# Evolution of a Computer Application - Search

Author(s):
John J. Wavrik

Groups32 has a mechanism to search the groups of orders 1-32 to find those with given generators satisfying given relations, or to find groups that contain subgroups with the given finite presentation.  The algorithm used is quite literal:  All group elements are substituted for the generators, and then the orders and relations are checked.  A "shortcut" evaluation is used:  Once a condition is found to be FALSE, no subsequent conditions are checked.

This is the slowest procedure in Groups32. Direct assembly language coding of G* (and 8 other words) does result in a dramatic speedup of SEARCH.

Here is how SEARCH can be used to identify the dihedral groups, which are groups with two generators, x and y, with x of order 2, but the order of y is not specified.  The defining relation is  xy = y'x, where ' indicates inverse.  The prompted input in the following example is from the command completion user interface that I describe in the next section.

Enter distinct generators as a string
e.g.  RS means two generators R and S
Generators:  xyDo you want these to generate the entire group? (y or n) Y

Enter the exact order for each generator.
Press Enter for no order specified
X is of order    2 Y is of order

A relation is of the form  LHS = RHS
Put in LHS RHS  or  LHS  ( if RHS is e )


LHS RHS >>  xy  y'xGenerators:
XY
Orders:
X= 2

RELATIONS:
XY    = Y'X

-- Pressing ESC will abort the search --

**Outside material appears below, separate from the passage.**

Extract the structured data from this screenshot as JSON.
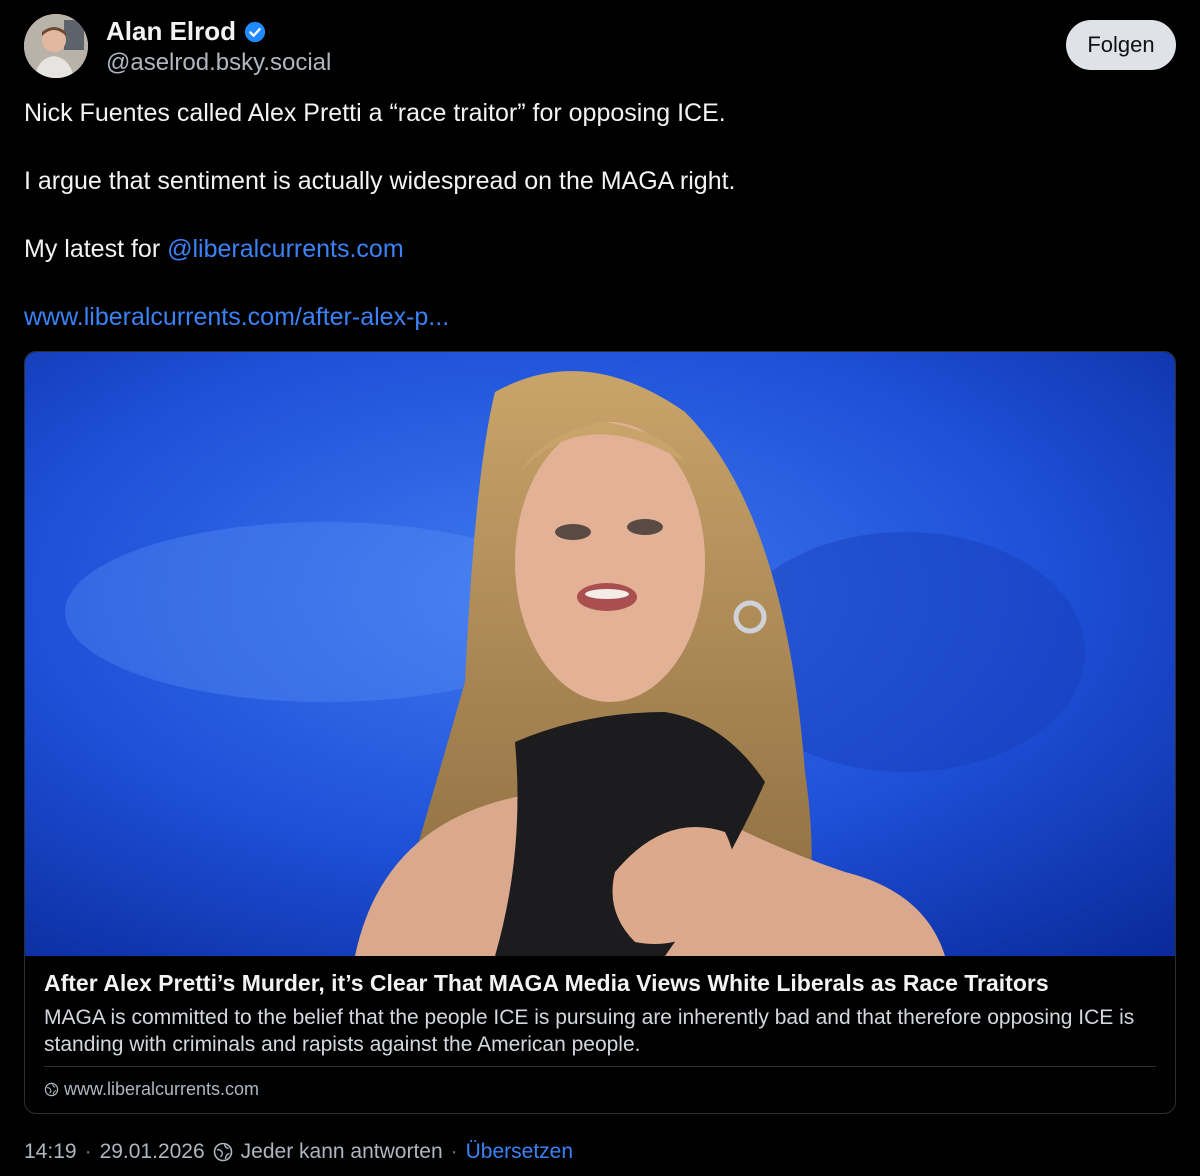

2  group order =  2  X = B   Y = B
5  group order =  4  X = C   Y = B
8  group order =  6  X = D   Y = B
13  group order =  8  X = E   Y = B
18  group order = 10  X = F   Y = B
22  group order = 12  X = G   Y = B
27  group order = 14  X = H   Y = B
40  group order = 16  X = I   Y = B
47  group order = 18  X = J   Y = B
52  group order = 20  X = K   Y = B
58  group order = 22  X = L   Y = B
69  group order = 24  X = M   Y = B
78  group order = 26  X = N   Y = B
86  group order = 28  X = O   Y = B
92  group order = 30  X = P   Y = B
111  group order = 32  X = B   Y = D


The group of quaternionic units (order 8) can be presented as a group with three generators, a, b, c, and relations ab = c, bc = a, ca = b.  The following chart shows the timing for the SEARCH command using different Forth implementations and computers.

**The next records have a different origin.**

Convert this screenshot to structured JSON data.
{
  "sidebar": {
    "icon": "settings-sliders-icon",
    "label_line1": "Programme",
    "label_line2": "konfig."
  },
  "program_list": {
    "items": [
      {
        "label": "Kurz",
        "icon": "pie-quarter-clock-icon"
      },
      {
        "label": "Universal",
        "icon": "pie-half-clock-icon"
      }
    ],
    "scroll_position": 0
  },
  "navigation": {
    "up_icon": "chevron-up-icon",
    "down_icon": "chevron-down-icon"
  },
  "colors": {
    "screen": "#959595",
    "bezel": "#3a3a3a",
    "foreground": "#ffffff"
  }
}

 Timing for Search Groups32 ver 7.0 // Win32Forth high level 1308270 ms Groups32 ver 7.0 // Win32Forth assembly language 51300 ms Groups32 ver 7.0 // SwiftForth 307656 ms Groups32 ver 6.4g // Gforth LINUX 1794000 ms Groups32 ver 6.4g // Gforth on Internet 2700000 ms

The entry marked Win32Forth assembly language replaces just nine words by assembly language equivalents -- the increase in speed is remarkable.

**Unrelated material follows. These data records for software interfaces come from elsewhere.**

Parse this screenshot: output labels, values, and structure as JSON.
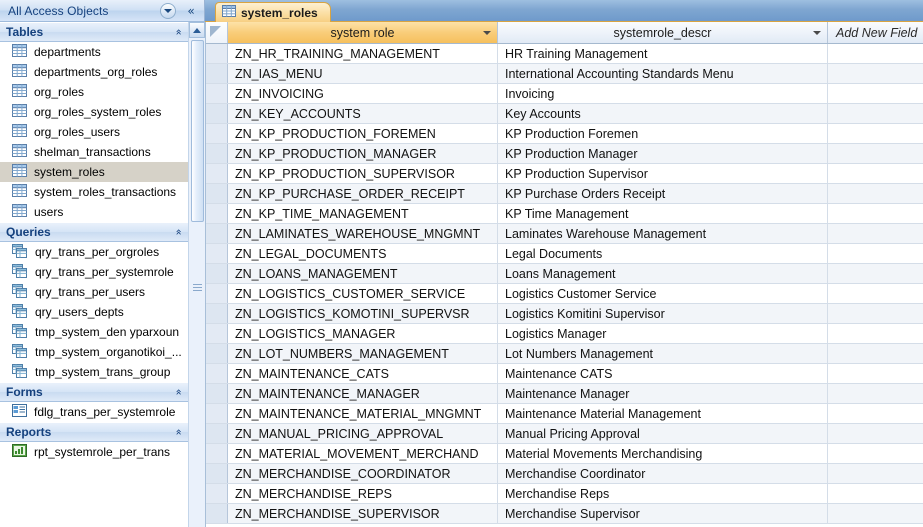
{
  "nav": {
    "title": "All Access Objects",
    "title_dropdown_icon": "chevron-down-circle-icon",
    "collapse_icon": "double-chevron-left-icon",
    "groups": [
      {
        "name": "Tables",
        "collapse_icon": "double-chevron-up-icon",
        "items": [
          {
            "label": "departments",
            "icon": "table-icon",
            "selected": false
          },
          {
            "label": "departments_org_roles",
            "icon": "table-icon",
            "selected": false
          },
          {
            "label": "org_roles",
            "icon": "table-icon",
            "selected": false
          },
          {
            "label": "org_roles_system_roles",
            "icon": "table-icon",
            "selected": false
          },
          {
            "label": "org_roles_users",
            "icon": "table-icon",
            "selected": false
          },
          {
            "label": "shelman_transactions",
            "icon": "table-icon",
            "selected": false
          },
          {
            "label": "system_roles",
            "icon": "table-icon",
            "selected": true
          },
          {
            "label": "system_roles_transactions",
            "icon": "table-icon",
            "selected": false
          },
          {
            "label": "users",
            "icon": "table-icon",
            "selected": false
          }
        ]
      },
      {
        "name": "Queries",
        "collapse_icon": "double-chevron-up-icon",
        "items": [
          {
            "label": "qry_trans_per_orgroles",
            "icon": "query-icon",
            "selected": false
          },
          {
            "label": "qry_trans_per_systemrole",
            "icon": "query-icon",
            "selected": false
          },
          {
            "label": "qry_trans_per_users",
            "icon": "query-icon",
            "selected": false
          },
          {
            "label": "qry_users_depts",
            "icon": "query-icon",
            "selected": false
          },
          {
            "label": "tmp_system_den yparxoun",
            "icon": "query-icon",
            "selected": false
          },
          {
            "label": "tmp_system_organotikoi_...",
            "icon": "query-icon",
            "selected": false
          },
          {
            "label": "tmp_system_trans_group",
            "icon": "query-icon",
            "selected": false
          }
        ]
      },
      {
        "name": "Forms",
        "collapse_icon": "double-chevron-up-icon",
        "items": [
          {
            "label": "fdlg_trans_per_systemrole",
            "icon": "form-icon",
            "selected": false
          }
        ]
      },
      {
        "name": "Reports",
        "collapse_icon": "double-chevron-up-icon",
        "items": [
          {
            "label": "rpt_systemrole_per_trans",
            "icon": "report-icon",
            "selected": false
          }
        ]
      }
    ]
  },
  "document": {
    "tab_label": "system_roles",
    "tab_icon": "table-icon"
  },
  "datasheet": {
    "columns": [
      {
        "label": "system role",
        "active": true,
        "dropdown_icon": "chevron-down-icon"
      },
      {
        "label": "systemrole_descr",
        "active": false,
        "dropdown_icon": "chevron-down-icon"
      },
      {
        "label": "Add New Field",
        "active": false,
        "dropdown_icon": ""
      }
    ],
    "rows": [
      {
        "system_role": "ZN_HR_TRAINING_MANAGEMENT",
        "systemrole_descr": "HR Training Management"
      },
      {
        "system_role": "ZN_IAS_MENU",
        "systemrole_descr": "International Accounting Standards Menu"
      },
      {
        "system_role": "ZN_INVOICING",
        "systemrole_descr": "Invoicing"
      },
      {
        "system_role": "ZN_KEY_ACCOUNTS",
        "systemrole_descr": "Key Accounts"
      },
      {
        "system_role": "ZN_KP_PRODUCTION_FOREMEN",
        "systemrole_descr": "KP Production Foremen"
      },
      {
        "system_role": "ZN_KP_PRODUCTION_MANAGER",
        "systemrole_descr": "KP Production Manager"
      },
      {
        "system_role": "ZN_KP_PRODUCTION_SUPERVISOR",
        "systemrole_descr": "KP Production Supervisor"
      },
      {
        "system_role": "ZN_KP_PURCHASE_ORDER_RECEIPT",
        "systemrole_descr": "KP Purchase Orders Receipt"
      },
      {
        "system_role": "ZN_KP_TIME_MANAGEMENT",
        "systemrole_descr": "KP Time Management"
      },
      {
        "system_role": "ZN_LAMINATES_WAREHOUSE_MNGMNT",
        "systemrole_descr": "Laminates Warehouse Management"
      },
      {
        "system_role": "ZN_LEGAL_DOCUMENTS",
        "systemrole_descr": "Legal Documents"
      },
      {
        "system_role": "ZN_LOANS_MANAGEMENT",
        "systemrole_descr": "Loans Management"
      },
      {
        "system_role": "ZN_LOGISTICS_CUSTOMER_SERVICE",
        "systemrole_descr": "Logistics Customer Service"
      },
      {
        "system_role": "ZN_LOGISTICS_KOMOTINI_SUPERVSR",
        "systemrole_descr": "Logistics Komitini Supervisor"
      },
      {
        "system_role": "ZN_LOGISTICS_MANAGER",
        "systemrole_descr": "Logistics Manager"
      },
      {
        "system_role": "ZN_LOT_NUMBERS_MANAGEMENT",
        "systemrole_descr": "Lot Numbers Management"
      },
      {
        "system_role": "ZN_MAINTENANCE_CATS",
        "systemrole_descr": "Maintenance CATS"
      },
      {
        "system_role": "ZN_MAINTENANCE_MANAGER",
        "systemrole_descr": "Maintenance Manager"
      },
      {
        "system_role": "ZN_MAINTENANCE_MATERIAL_MNGMNT",
        "systemrole_descr": "Maintenance Material Management"
      },
      {
        "system_role": "ZN_MANUAL_PRICING_APPROVAL",
        "systemrole_descr": "Manual Pricing Approval"
      },
      {
        "system_role": "ZN_MATERIAL_MOVEMENT_MERCHAND",
        "systemrole_descr": "Material Movements Merchandising"
      },
      {
        "system_role": "ZN_MERCHANDISE_COORDINATOR",
        "systemrole_descr": "Merchandise Coordinator"
      },
      {
        "system_role": "ZN_MERCHANDISE_REPS",
        "systemrole_descr": "Merchandise Reps"
      },
      {
        "system_role": "ZN_MERCHANDISE_SUPERVISOR",
        "systemrole_descr": "Merchandise Supervisor"
      }
    ]
  },
  "colors": {
    "accent_orange": "#f6c05d",
    "nav_header_blue": "#15417e",
    "selection_gray": "#d6d2c8",
    "alt_row": "#f2f5f9",
    "chrome_blue": "#7ba3d0"
  }
}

The entries for Gforth compare a LINUX version of Forth on a personal computer with the timing for the same version (running on a SUN server) accessed via Telnet on the Internet.

Notice that the fastest timing (about 1 min) is for a personal computer using assembly language coding of a few time-critical commands, and the slowest, using the Internet, is about 45 min. With the exception of the entry marked "Internet", the computer used has a Pentium III processor running at 450 Mhz.

The process of searching through a collection of groups to find those with a given set of generators and relations is inherently time-consuming. This does not preclude the possibility that a better algorithm will make a major improvement.

John J. Wavrik, "Evolution of a Computer Application - Search," Convergence (December 2004)

## JOMA

Journal of Online Mathematics and its Applications